Haque agrees. "In a crowdsourced data set, you're looking for trends across geographical points, or trends in time," he says. "There is this potential for gaming the system, but so long as the crowd is big enough, the individual's attempt to game is lost in the noise."
When I talked with Vastag, we discussed how crowdsourced radiation data might be useful to reporters. If a crowdsource network had been in place before the government started its daily reporting, the readings might have given reporters some concrete information to work with in explaining the story, instead of going straight to worst-case, apocalype-is-nigh scenarios. Even now that the Japanese government is supplying radiation readings, it would be helpful to compare the crowdsource values to the official values, to hold the government accountable for keeping the public informed.

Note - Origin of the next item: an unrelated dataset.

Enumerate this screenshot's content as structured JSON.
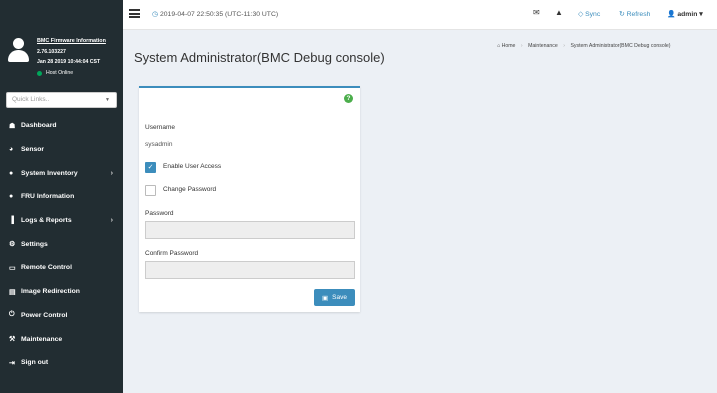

Alvarez and Ewald also want to hold the news media accountable. In the days immediately after the March 11 earthquake and tsunami, they say they couldn't find good information on whether the radioactive emissions from Fukushima would travel across the Pacific to Portland, and what the risks might be if they did. Instead, say Ewald and Alvarez, the mainstream press got sidetracked into a relatively abstract debate about what the disaster meant for the use of nuclear power in the U.S. "My girlfriend is usually my sanity check, but she was starting to get worried as well, because no local media were reporting it," says Alvarez. "We were looking for concrete steps: 'If X happens, it has Y implications for West Coast.'"
Vague reassurances just made them worry more. "If there's any phrase that will make a sane person ask questions," Alvarez says, "it's 'you have nothing to worry about.'" Into that information void, their anxieties blossomed, and RDTN.org was born.
Images: Combinations of iPhone and geiger counter that may enable the average citizen to measure radiation levels in the environment, and share the information. Credit: Nokton/flickr, CC BY-SA
Note: Since this article was first published, RDTN.org has changed its name to Safecast.